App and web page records
>>>
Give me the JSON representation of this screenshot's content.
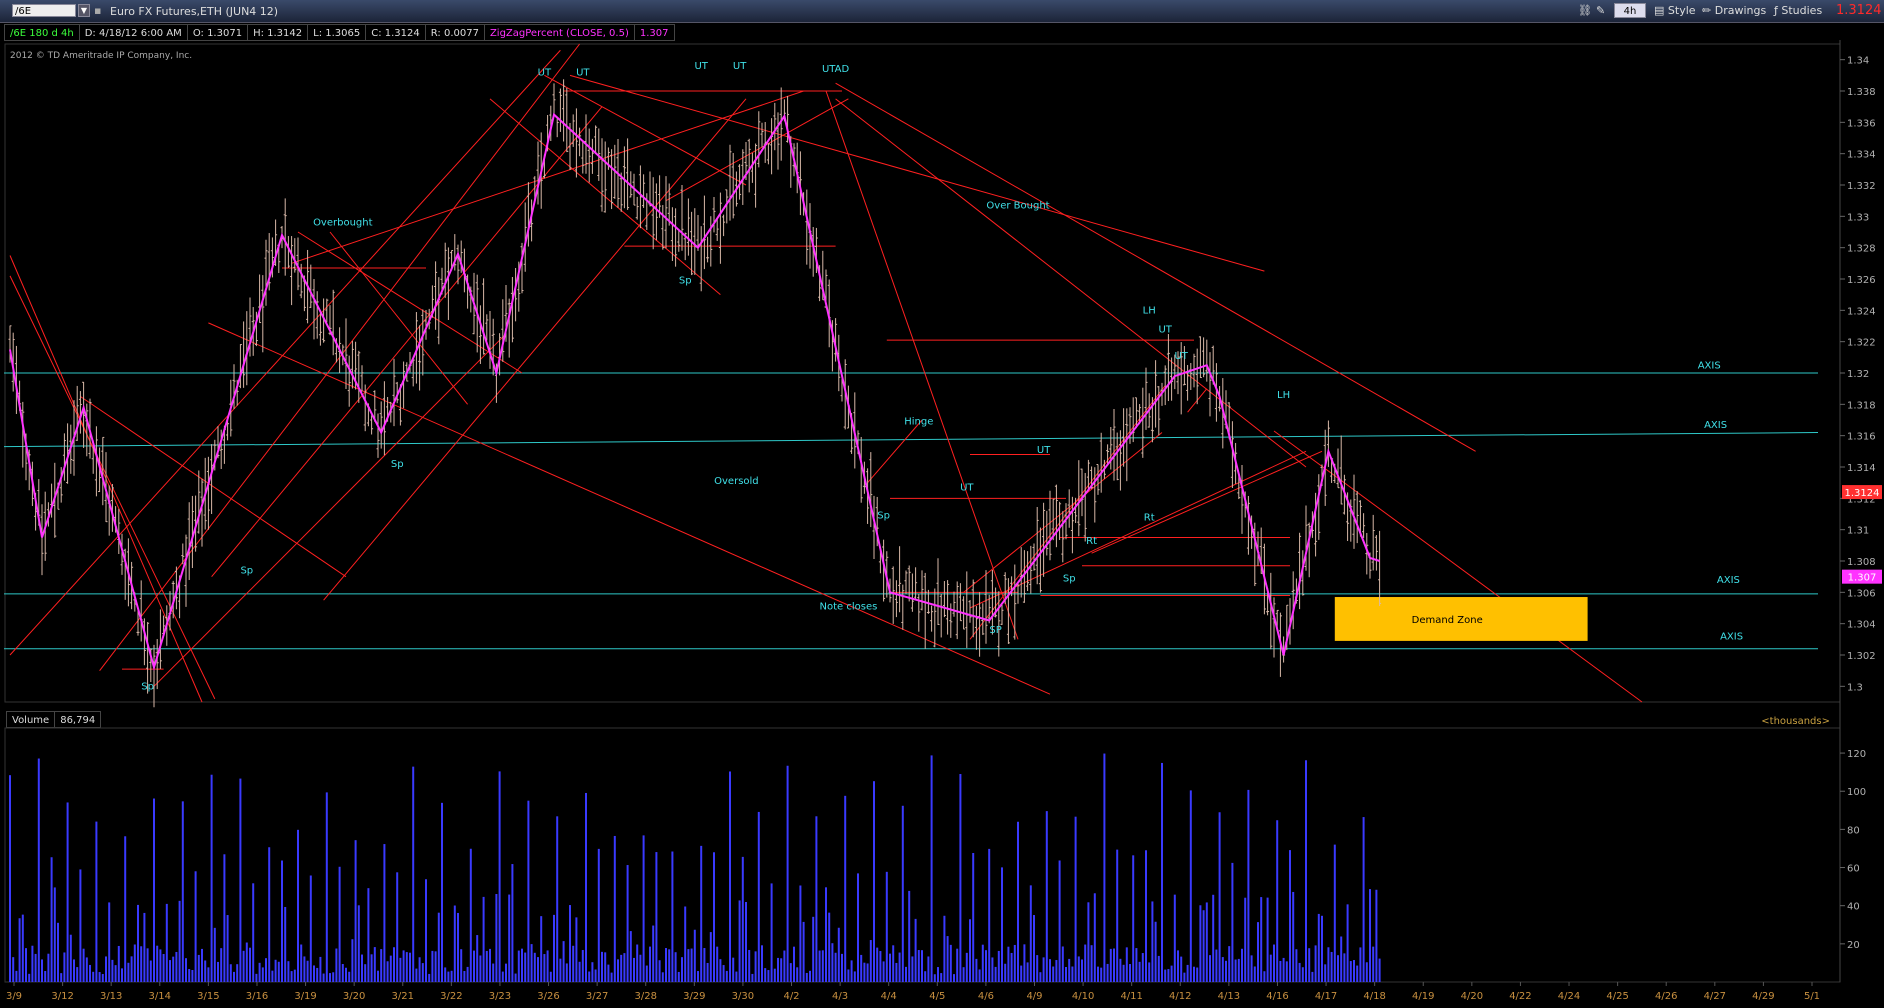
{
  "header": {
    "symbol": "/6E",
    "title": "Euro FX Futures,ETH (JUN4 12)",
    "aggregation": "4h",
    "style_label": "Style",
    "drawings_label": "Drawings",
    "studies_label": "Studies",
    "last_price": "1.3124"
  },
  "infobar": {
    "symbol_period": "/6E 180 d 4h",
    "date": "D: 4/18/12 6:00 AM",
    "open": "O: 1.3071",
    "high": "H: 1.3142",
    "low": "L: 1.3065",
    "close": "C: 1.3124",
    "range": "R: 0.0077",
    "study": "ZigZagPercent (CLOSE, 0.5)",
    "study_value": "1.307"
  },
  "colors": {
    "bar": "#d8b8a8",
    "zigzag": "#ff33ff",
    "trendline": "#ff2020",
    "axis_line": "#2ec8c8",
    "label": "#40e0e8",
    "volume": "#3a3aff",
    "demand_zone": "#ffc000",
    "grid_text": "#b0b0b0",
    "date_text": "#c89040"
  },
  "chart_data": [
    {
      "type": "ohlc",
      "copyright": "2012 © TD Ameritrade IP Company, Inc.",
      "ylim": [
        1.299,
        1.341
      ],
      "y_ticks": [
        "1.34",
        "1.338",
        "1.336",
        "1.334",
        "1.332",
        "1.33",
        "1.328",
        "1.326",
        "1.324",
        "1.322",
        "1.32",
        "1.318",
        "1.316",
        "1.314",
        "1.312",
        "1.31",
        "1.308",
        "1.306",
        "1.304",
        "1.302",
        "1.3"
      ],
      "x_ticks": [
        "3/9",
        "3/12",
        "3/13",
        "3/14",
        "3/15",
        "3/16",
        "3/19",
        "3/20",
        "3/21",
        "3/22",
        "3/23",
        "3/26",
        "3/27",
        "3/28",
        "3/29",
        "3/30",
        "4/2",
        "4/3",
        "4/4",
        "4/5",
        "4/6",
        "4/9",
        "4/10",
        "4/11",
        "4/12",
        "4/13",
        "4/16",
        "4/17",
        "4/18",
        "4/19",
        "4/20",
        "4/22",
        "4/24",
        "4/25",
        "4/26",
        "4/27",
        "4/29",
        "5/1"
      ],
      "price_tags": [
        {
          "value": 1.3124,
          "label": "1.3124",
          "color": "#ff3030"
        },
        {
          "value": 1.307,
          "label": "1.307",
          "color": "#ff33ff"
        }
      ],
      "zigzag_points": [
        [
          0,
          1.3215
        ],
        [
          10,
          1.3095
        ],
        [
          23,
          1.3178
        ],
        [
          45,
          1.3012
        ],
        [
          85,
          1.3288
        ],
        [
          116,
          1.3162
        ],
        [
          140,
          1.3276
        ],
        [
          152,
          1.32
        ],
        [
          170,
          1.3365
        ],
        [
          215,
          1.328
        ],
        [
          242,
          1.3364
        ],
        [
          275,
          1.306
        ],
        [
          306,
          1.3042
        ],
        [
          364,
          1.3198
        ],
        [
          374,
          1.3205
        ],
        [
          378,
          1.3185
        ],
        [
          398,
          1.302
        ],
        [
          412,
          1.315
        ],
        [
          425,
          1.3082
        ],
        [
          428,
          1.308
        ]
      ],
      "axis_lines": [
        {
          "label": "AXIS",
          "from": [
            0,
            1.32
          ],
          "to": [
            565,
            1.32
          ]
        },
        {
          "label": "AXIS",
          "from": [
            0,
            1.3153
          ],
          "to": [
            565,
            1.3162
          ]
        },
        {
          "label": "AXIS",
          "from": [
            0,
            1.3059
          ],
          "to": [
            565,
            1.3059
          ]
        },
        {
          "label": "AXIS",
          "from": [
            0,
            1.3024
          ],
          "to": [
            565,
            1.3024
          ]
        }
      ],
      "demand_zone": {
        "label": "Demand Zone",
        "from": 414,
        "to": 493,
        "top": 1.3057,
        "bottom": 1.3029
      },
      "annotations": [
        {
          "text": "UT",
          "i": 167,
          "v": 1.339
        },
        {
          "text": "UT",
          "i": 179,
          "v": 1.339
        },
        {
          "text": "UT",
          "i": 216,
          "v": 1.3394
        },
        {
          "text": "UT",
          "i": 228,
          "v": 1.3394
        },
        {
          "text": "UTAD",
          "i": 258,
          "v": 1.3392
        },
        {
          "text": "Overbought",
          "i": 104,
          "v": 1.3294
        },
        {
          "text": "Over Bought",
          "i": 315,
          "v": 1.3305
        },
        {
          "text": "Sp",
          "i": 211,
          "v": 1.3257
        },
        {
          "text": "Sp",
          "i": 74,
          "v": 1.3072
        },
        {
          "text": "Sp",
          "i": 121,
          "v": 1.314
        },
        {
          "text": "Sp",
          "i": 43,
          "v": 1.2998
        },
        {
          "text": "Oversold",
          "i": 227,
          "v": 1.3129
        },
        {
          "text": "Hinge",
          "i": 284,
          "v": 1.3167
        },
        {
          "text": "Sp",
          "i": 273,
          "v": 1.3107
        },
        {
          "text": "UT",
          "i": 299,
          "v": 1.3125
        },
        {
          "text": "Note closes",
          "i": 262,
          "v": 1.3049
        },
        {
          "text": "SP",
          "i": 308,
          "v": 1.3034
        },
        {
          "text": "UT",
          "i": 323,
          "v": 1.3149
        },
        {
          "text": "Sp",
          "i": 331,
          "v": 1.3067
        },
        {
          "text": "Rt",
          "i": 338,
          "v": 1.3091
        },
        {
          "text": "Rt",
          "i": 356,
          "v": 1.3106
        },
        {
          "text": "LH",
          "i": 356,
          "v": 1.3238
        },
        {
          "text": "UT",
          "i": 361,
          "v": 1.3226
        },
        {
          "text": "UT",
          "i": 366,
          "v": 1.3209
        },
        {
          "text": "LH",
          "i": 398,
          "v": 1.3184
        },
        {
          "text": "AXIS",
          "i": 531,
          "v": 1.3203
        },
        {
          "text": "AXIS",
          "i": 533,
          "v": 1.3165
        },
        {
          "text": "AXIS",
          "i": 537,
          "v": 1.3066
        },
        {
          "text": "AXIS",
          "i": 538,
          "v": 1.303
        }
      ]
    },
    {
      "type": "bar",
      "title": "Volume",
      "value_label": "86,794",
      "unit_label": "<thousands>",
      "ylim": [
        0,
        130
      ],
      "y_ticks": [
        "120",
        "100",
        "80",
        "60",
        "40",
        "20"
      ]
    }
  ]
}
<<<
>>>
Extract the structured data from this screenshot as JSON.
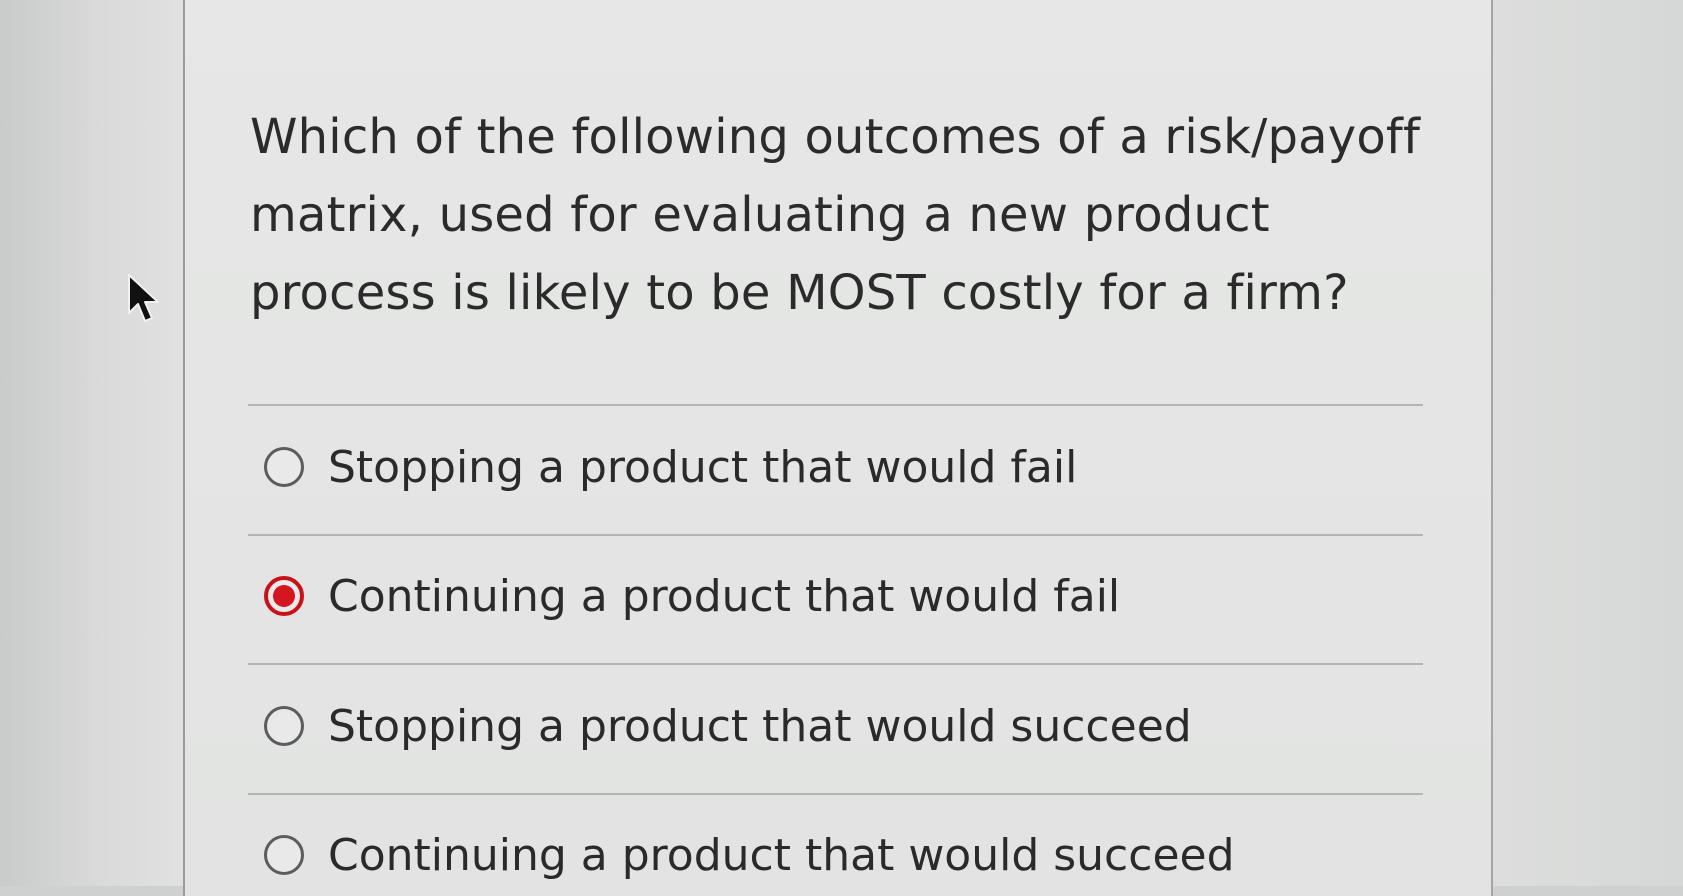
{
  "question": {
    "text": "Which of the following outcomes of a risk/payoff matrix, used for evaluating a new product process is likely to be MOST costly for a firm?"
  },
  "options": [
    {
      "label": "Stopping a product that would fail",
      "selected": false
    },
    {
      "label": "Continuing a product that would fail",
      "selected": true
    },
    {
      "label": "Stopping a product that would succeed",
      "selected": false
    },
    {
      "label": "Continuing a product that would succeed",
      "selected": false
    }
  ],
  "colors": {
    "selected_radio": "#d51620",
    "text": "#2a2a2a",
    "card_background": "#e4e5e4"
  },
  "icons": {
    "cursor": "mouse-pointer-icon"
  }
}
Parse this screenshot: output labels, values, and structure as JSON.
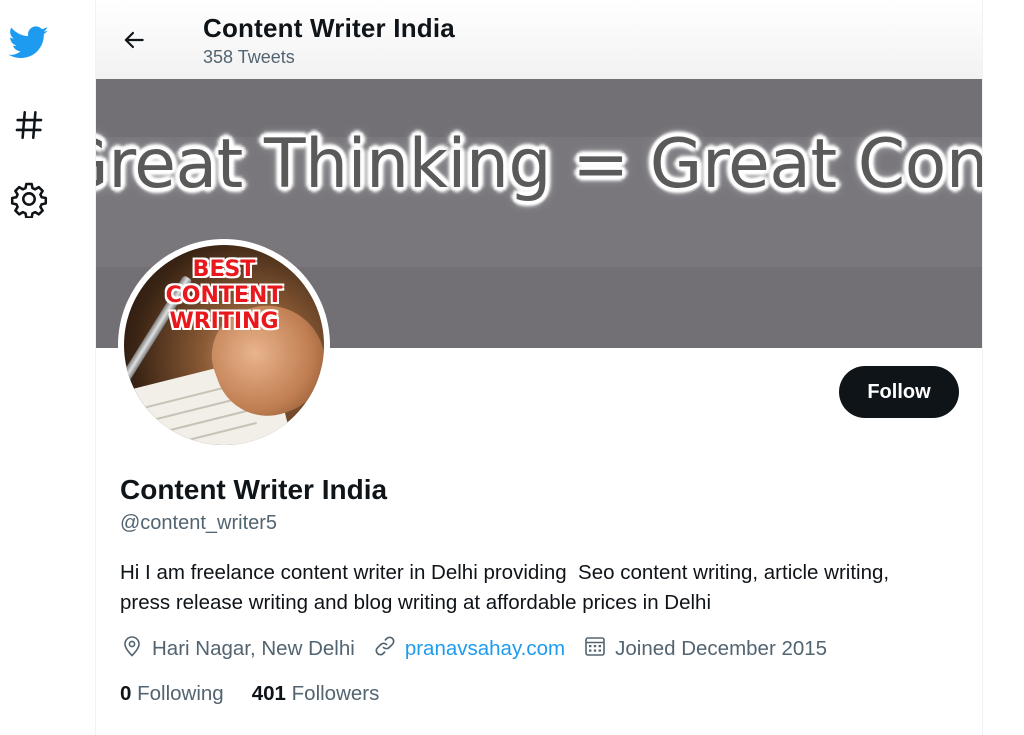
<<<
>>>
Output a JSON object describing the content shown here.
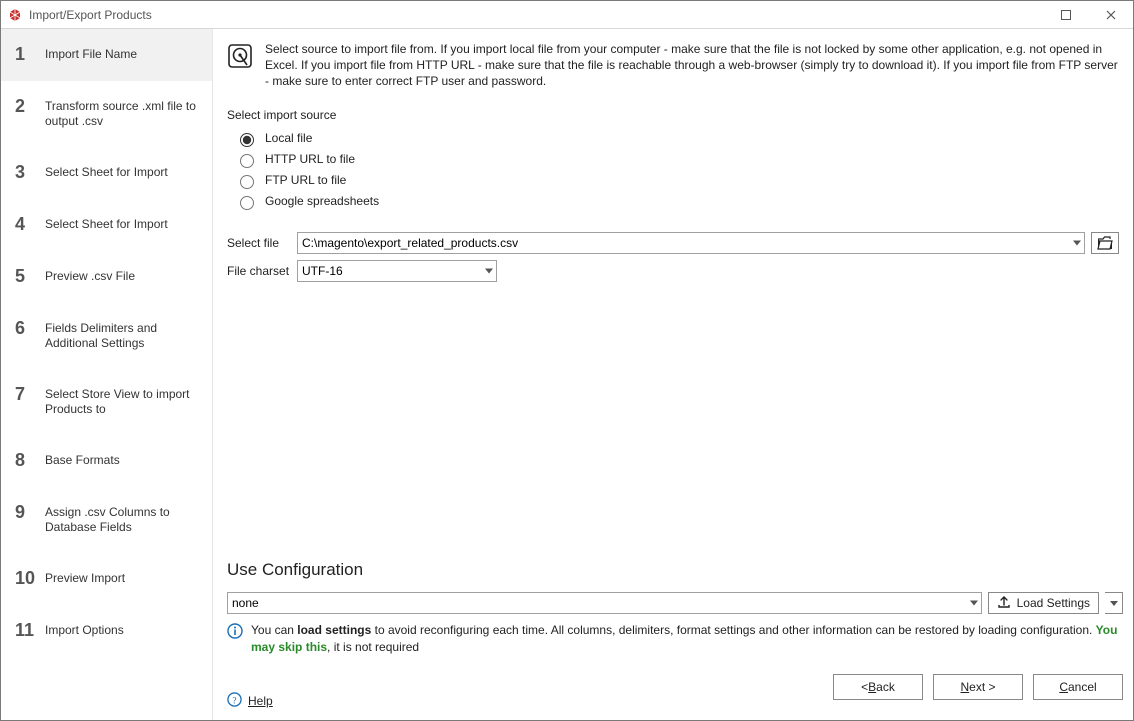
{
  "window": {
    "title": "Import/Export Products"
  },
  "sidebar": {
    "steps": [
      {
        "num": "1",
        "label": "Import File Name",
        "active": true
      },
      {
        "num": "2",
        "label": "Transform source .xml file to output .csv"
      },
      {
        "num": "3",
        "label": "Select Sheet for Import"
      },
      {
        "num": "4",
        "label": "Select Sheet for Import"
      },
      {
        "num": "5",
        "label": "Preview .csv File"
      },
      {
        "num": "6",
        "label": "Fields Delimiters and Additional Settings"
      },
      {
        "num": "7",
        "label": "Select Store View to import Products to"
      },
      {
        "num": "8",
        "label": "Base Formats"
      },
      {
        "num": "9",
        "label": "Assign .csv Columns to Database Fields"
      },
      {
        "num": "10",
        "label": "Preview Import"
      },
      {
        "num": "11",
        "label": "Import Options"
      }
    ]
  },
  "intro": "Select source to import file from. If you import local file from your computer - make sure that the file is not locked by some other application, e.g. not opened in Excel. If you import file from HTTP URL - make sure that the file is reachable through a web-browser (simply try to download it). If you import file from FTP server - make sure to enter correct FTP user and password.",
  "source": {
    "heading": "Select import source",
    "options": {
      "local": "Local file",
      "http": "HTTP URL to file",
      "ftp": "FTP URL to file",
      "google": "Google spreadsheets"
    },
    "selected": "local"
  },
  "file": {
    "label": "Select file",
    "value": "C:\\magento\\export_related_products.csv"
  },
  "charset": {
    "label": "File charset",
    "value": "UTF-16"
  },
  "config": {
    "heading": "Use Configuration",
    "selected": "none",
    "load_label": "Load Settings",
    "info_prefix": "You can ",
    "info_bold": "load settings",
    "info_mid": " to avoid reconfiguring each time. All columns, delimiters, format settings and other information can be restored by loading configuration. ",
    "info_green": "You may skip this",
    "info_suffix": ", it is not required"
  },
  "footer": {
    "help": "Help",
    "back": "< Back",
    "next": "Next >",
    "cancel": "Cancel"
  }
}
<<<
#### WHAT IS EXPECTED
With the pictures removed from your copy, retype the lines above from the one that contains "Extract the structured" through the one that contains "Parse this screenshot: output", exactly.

#### YOUR RESPONSE
Extract the structured data from this screenshot as JSON.
{
  "question": {
    "text": "Which of the following outcomes of a risk/payoff matrix, used for evaluating a new product process is likely to be MOST costly for a firm?"
  },
  "options": [
    {
      "label": "Stopping a product that would fail",
      "selected": false
    },
    {
      "label": "Continuing a product that would fail",
      "selected": true
    },
    {
      "label": "Stopping a product that would succeed",
      "selected": false
    },
    {
      "label": "Continuing a product that would succeed",
      "selected": false
    }
  ],
  "colors": {
    "selected_radio": "#d51620",
    "text": "#2a2a2a",
    "card_background": "#e4e5e4"
  },
  "icons": {
    "cursor": "mouse-pointer-icon"
  }
}
Parse this screenshot: output labels, values, and structure as JSON.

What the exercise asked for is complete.